Task
Output the entries as they appear, skipping images.

[Data items]
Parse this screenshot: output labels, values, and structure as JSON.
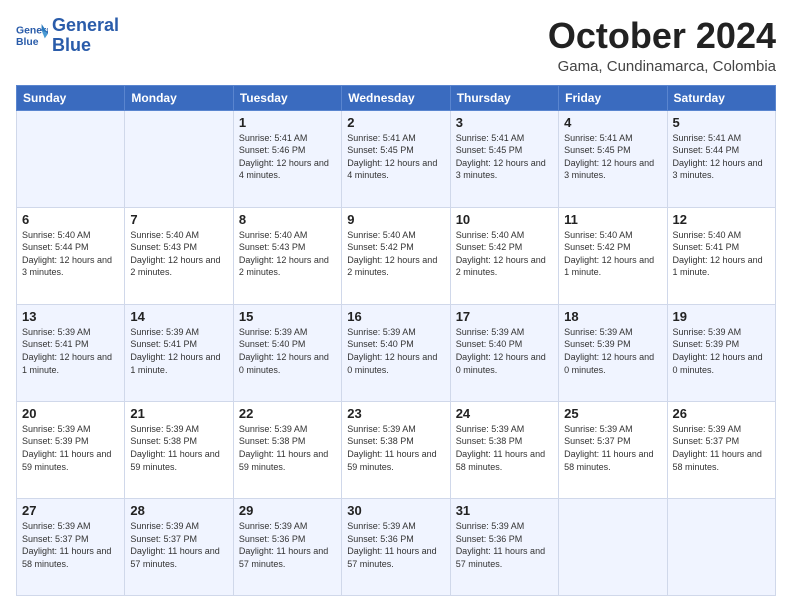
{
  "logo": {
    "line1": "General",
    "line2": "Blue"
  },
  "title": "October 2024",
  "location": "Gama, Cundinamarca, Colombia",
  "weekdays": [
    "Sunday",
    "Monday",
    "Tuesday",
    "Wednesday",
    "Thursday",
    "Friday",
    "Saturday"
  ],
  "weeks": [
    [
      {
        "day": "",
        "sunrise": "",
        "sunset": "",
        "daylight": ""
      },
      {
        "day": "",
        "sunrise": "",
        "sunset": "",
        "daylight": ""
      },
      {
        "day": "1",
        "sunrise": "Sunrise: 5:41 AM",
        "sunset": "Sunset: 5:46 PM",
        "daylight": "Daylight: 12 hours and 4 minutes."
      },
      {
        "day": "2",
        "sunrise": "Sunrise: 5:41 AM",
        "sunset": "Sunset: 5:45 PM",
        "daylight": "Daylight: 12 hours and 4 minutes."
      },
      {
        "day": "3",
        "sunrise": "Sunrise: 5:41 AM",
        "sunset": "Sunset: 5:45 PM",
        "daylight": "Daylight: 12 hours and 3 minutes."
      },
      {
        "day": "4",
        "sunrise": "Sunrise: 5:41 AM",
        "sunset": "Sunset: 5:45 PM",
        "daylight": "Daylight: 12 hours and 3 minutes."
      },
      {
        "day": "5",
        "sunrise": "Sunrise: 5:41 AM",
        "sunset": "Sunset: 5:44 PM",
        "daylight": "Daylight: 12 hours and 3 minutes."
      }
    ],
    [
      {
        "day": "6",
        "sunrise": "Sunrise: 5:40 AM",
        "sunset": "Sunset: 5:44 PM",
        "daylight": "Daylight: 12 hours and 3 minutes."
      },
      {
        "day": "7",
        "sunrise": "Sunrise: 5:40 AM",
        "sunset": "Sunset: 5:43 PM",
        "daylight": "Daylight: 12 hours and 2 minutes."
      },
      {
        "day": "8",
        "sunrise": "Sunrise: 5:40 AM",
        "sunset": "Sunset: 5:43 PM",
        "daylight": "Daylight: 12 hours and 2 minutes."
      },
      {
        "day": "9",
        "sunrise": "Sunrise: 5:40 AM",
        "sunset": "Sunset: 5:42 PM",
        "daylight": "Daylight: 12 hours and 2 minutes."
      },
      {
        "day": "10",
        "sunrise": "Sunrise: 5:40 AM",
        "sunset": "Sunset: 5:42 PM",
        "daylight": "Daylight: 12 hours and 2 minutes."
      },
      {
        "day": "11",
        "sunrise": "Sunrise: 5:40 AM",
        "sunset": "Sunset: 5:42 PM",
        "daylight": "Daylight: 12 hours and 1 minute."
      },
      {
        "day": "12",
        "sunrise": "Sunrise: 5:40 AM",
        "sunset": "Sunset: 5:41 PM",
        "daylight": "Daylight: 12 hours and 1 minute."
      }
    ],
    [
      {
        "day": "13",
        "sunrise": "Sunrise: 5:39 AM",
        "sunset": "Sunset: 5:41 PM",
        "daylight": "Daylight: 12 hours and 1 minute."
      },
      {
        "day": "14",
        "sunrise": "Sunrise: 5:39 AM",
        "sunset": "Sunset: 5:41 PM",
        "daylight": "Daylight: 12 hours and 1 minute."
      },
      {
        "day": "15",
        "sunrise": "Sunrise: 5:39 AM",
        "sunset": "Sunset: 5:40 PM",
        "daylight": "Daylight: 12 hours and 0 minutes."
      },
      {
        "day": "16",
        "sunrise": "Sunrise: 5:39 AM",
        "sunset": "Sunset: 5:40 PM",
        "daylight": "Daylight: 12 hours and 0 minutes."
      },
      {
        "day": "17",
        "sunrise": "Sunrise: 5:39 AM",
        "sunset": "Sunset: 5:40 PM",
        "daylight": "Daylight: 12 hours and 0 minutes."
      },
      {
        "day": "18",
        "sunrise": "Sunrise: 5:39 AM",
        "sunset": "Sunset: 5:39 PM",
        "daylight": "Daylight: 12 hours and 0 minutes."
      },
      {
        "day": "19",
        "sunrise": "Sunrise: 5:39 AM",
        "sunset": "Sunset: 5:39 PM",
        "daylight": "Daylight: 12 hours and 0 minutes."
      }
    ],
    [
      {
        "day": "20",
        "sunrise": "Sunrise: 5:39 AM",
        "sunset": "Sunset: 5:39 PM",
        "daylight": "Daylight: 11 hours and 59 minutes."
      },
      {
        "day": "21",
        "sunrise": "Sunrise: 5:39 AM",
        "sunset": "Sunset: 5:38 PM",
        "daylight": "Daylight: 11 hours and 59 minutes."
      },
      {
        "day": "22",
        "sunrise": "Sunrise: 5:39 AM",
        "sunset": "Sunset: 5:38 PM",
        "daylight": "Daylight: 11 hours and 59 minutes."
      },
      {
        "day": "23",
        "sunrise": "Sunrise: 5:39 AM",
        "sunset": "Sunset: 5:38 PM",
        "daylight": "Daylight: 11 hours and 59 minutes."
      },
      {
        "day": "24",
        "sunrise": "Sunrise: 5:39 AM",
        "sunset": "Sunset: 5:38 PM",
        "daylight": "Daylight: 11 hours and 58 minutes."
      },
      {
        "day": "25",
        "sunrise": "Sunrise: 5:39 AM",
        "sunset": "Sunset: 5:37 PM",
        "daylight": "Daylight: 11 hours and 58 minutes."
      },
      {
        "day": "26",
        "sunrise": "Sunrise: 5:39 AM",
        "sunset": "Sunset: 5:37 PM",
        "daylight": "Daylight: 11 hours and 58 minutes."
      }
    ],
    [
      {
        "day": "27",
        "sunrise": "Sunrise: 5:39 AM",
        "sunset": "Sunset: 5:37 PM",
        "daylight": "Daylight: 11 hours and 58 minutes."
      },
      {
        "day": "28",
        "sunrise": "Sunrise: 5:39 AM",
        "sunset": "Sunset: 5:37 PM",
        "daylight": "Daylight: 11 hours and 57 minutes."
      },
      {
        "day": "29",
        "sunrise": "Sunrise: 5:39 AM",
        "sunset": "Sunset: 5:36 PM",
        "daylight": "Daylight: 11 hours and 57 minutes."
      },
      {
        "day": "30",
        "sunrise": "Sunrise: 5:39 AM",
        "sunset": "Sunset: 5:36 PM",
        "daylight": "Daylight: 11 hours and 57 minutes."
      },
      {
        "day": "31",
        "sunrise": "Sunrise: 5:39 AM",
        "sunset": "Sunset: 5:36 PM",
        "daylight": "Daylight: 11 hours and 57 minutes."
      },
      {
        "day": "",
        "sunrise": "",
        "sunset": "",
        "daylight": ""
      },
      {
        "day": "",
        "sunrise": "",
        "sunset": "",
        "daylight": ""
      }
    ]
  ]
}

Reply
Parse this screenshot: output labels, values, and structure as JSON.
{
  "logo": {
    "line1": "General",
    "line2": "Blue"
  },
  "title": "October 2024",
  "location": "Gama, Cundinamarca, Colombia",
  "weekdays": [
    "Sunday",
    "Monday",
    "Tuesday",
    "Wednesday",
    "Thursday",
    "Friday",
    "Saturday"
  ],
  "weeks": [
    [
      {
        "day": "",
        "sunrise": "",
        "sunset": "",
        "daylight": ""
      },
      {
        "day": "",
        "sunrise": "",
        "sunset": "",
        "daylight": ""
      },
      {
        "day": "1",
        "sunrise": "Sunrise: 5:41 AM",
        "sunset": "Sunset: 5:46 PM",
        "daylight": "Daylight: 12 hours and 4 minutes."
      },
      {
        "day": "2",
        "sunrise": "Sunrise: 5:41 AM",
        "sunset": "Sunset: 5:45 PM",
        "daylight": "Daylight: 12 hours and 4 minutes."
      },
      {
        "day": "3",
        "sunrise": "Sunrise: 5:41 AM",
        "sunset": "Sunset: 5:45 PM",
        "daylight": "Daylight: 12 hours and 3 minutes."
      },
      {
        "day": "4",
        "sunrise": "Sunrise: 5:41 AM",
        "sunset": "Sunset: 5:45 PM",
        "daylight": "Daylight: 12 hours and 3 minutes."
      },
      {
        "day": "5",
        "sunrise": "Sunrise: 5:41 AM",
        "sunset": "Sunset: 5:44 PM",
        "daylight": "Daylight: 12 hours and 3 minutes."
      }
    ],
    [
      {
        "day": "6",
        "sunrise": "Sunrise: 5:40 AM",
        "sunset": "Sunset: 5:44 PM",
        "daylight": "Daylight: 12 hours and 3 minutes."
      },
      {
        "day": "7",
        "sunrise": "Sunrise: 5:40 AM",
        "sunset": "Sunset: 5:43 PM",
        "daylight": "Daylight: 12 hours and 2 minutes."
      },
      {
        "day": "8",
        "sunrise": "Sunrise: 5:40 AM",
        "sunset": "Sunset: 5:43 PM",
        "daylight": "Daylight: 12 hours and 2 minutes."
      },
      {
        "day": "9",
        "sunrise": "Sunrise: 5:40 AM",
        "sunset": "Sunset: 5:42 PM",
        "daylight": "Daylight: 12 hours and 2 minutes."
      },
      {
        "day": "10",
        "sunrise": "Sunrise: 5:40 AM",
        "sunset": "Sunset: 5:42 PM",
        "daylight": "Daylight: 12 hours and 2 minutes."
      },
      {
        "day": "11",
        "sunrise": "Sunrise: 5:40 AM",
        "sunset": "Sunset: 5:42 PM",
        "daylight": "Daylight: 12 hours and 1 minute."
      },
      {
        "day": "12",
        "sunrise": "Sunrise: 5:40 AM",
        "sunset": "Sunset: 5:41 PM",
        "daylight": "Daylight: 12 hours and 1 minute."
      }
    ],
    [
      {
        "day": "13",
        "sunrise": "Sunrise: 5:39 AM",
        "sunset": "Sunset: 5:41 PM",
        "daylight": "Daylight: 12 hours and 1 minute."
      },
      {
        "day": "14",
        "sunrise": "Sunrise: 5:39 AM",
        "sunset": "Sunset: 5:41 PM",
        "daylight": "Daylight: 12 hours and 1 minute."
      },
      {
        "day": "15",
        "sunrise": "Sunrise: 5:39 AM",
        "sunset": "Sunset: 5:40 PM",
        "daylight": "Daylight: 12 hours and 0 minutes."
      },
      {
        "day": "16",
        "sunrise": "Sunrise: 5:39 AM",
        "sunset": "Sunset: 5:40 PM",
        "daylight": "Daylight: 12 hours and 0 minutes."
      },
      {
        "day": "17",
        "sunrise": "Sunrise: 5:39 AM",
        "sunset": "Sunset: 5:40 PM",
        "daylight": "Daylight: 12 hours and 0 minutes."
      },
      {
        "day": "18",
        "sunrise": "Sunrise: 5:39 AM",
        "sunset": "Sunset: 5:39 PM",
        "daylight": "Daylight: 12 hours and 0 minutes."
      },
      {
        "day": "19",
        "sunrise": "Sunrise: 5:39 AM",
        "sunset": "Sunset: 5:39 PM",
        "daylight": "Daylight: 12 hours and 0 minutes."
      }
    ],
    [
      {
        "day": "20",
        "sunrise": "Sunrise: 5:39 AM",
        "sunset": "Sunset: 5:39 PM",
        "daylight": "Daylight: 11 hours and 59 minutes."
      },
      {
        "day": "21",
        "sunrise": "Sunrise: 5:39 AM",
        "sunset": "Sunset: 5:38 PM",
        "daylight": "Daylight: 11 hours and 59 minutes."
      },
      {
        "day": "22",
        "sunrise": "Sunrise: 5:39 AM",
        "sunset": "Sunset: 5:38 PM",
        "daylight": "Daylight: 11 hours and 59 minutes."
      },
      {
        "day": "23",
        "sunrise": "Sunrise: 5:39 AM",
        "sunset": "Sunset: 5:38 PM",
        "daylight": "Daylight: 11 hours and 59 minutes."
      },
      {
        "day": "24",
        "sunrise": "Sunrise: 5:39 AM",
        "sunset": "Sunset: 5:38 PM",
        "daylight": "Daylight: 11 hours and 58 minutes."
      },
      {
        "day": "25",
        "sunrise": "Sunrise: 5:39 AM",
        "sunset": "Sunset: 5:37 PM",
        "daylight": "Daylight: 11 hours and 58 minutes."
      },
      {
        "day": "26",
        "sunrise": "Sunrise: 5:39 AM",
        "sunset": "Sunset: 5:37 PM",
        "daylight": "Daylight: 11 hours and 58 minutes."
      }
    ],
    [
      {
        "day": "27",
        "sunrise": "Sunrise: 5:39 AM",
        "sunset": "Sunset: 5:37 PM",
        "daylight": "Daylight: 11 hours and 58 minutes."
      },
      {
        "day": "28",
        "sunrise": "Sunrise: 5:39 AM",
        "sunset": "Sunset: 5:37 PM",
        "daylight": "Daylight: 11 hours and 57 minutes."
      },
      {
        "day": "29",
        "sunrise": "Sunrise: 5:39 AM",
        "sunset": "Sunset: 5:36 PM",
        "daylight": "Daylight: 11 hours and 57 minutes."
      },
      {
        "day": "30",
        "sunrise": "Sunrise: 5:39 AM",
        "sunset": "Sunset: 5:36 PM",
        "daylight": "Daylight: 11 hours and 57 minutes."
      },
      {
        "day": "31",
        "sunrise": "Sunrise: 5:39 AM",
        "sunset": "Sunset: 5:36 PM",
        "daylight": "Daylight: 11 hours and 57 minutes."
      },
      {
        "day": "",
        "sunrise": "",
        "sunset": "",
        "daylight": ""
      },
      {
        "day": "",
        "sunrise": "",
        "sunset": "",
        "daylight": ""
      }
    ]
  ]
}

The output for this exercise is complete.